In the work Ai nati oggi the streetlights of a given place in the city (a street, a square, a bridge) get brighter every time a child is born. The maternity ward in a hospital in the city is equipped with a button that can be pushed by the staff at each new birth; the button makes the streetlight system gradually increase the intensity of the light, a surge that then subsides back to normal in about thirty seconds. Near the streetlights, on the ground, a stone plaque is placed with the engraved words: “The streetlights of this place are connected to the maternity ward of the hospital … Every time the light slowly pulsates, it means a child has been born. The work is dedicated to that child, and to the children born today in this city”.

As a theme shared by all peoples, birth responds to the reflections of the artist regarding the values art positioned in public space ought to convey or embody. Ai nati oggi establishes a direct dialogue with the city and its inhabitants, in an attempt to bring art closer to the reality of life: the work is rooted in the territory and attracts the people who live there through its intention to fill them with a “sincere” emotion that engages them, though indirectly, as a community. The use of light is symptomatic of the artist’s interest in coming to grips with a densely layered scenario like that of the contemporary city, making use of an immediate means of communication that is often already provided by the context, and therefore not invasive. Even those who do not recognize the work as art can still grasp its message.

Ai nati oggi – the artist says – is a work that establishes a relationship with the city on different scales, that is visible and not visible: it produces a sort of narrative urbanism. […] When I think about this work I always imagine a map of the physical city that pulsates and a map of the mental city every passer-by produces. The image I am narrating is basically a nativity scene, a classic theme of painting…” [Hans Ulrich Obrist, “Alberto Garutti”, in Domus #901, March 2007, p. 116-123]

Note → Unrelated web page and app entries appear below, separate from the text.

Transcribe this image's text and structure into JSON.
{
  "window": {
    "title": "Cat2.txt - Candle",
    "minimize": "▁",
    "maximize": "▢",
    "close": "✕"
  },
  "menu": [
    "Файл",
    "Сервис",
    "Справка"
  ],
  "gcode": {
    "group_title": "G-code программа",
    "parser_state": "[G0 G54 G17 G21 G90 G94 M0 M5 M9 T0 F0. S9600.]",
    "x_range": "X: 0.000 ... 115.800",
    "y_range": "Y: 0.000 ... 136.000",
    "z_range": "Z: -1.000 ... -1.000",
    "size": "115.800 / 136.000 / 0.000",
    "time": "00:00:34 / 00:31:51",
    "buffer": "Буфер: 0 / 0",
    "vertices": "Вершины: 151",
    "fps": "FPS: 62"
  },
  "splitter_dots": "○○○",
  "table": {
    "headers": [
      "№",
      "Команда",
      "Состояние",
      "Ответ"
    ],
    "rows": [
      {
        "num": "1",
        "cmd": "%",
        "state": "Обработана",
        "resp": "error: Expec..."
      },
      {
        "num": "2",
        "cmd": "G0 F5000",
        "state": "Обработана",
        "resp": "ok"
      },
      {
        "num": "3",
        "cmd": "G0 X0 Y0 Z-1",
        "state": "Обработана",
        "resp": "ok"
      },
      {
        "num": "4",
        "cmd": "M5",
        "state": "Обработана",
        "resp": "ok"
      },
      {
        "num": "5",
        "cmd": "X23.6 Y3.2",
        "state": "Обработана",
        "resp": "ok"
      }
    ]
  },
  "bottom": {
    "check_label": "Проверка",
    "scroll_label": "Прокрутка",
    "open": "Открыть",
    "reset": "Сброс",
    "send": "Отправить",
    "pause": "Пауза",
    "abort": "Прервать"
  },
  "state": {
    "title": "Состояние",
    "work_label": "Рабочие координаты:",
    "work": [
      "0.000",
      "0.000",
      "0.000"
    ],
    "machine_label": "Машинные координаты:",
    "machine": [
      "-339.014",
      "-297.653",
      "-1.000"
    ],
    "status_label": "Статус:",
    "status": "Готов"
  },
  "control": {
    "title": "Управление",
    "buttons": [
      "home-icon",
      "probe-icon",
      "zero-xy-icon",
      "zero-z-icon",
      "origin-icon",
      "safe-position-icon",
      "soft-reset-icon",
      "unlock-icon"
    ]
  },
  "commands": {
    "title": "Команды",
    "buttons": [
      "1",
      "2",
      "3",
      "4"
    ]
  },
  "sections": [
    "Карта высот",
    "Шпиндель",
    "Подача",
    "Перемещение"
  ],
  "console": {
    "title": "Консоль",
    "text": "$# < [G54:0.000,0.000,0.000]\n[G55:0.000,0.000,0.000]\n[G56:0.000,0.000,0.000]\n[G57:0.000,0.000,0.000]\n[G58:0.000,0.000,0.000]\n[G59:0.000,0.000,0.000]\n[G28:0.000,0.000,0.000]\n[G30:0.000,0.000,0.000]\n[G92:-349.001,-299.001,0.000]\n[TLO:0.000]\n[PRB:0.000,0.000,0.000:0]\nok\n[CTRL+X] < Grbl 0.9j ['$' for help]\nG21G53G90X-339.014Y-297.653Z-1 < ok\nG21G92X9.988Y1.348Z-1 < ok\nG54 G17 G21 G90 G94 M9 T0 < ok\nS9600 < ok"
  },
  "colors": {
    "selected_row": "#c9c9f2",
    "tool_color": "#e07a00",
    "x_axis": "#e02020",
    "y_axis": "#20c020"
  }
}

The work has been installed in many cities (Bergamo, Ghent, Istanbul, Moscow, etc) and the universal character of its message makes it increasingly “meaningful and revealing” as the number of contexts in which it is inserted grows. Nevertheless, it is necessary not to overlook the local value it channels, leading case by case to new ways of giving form to the intervention and its communication.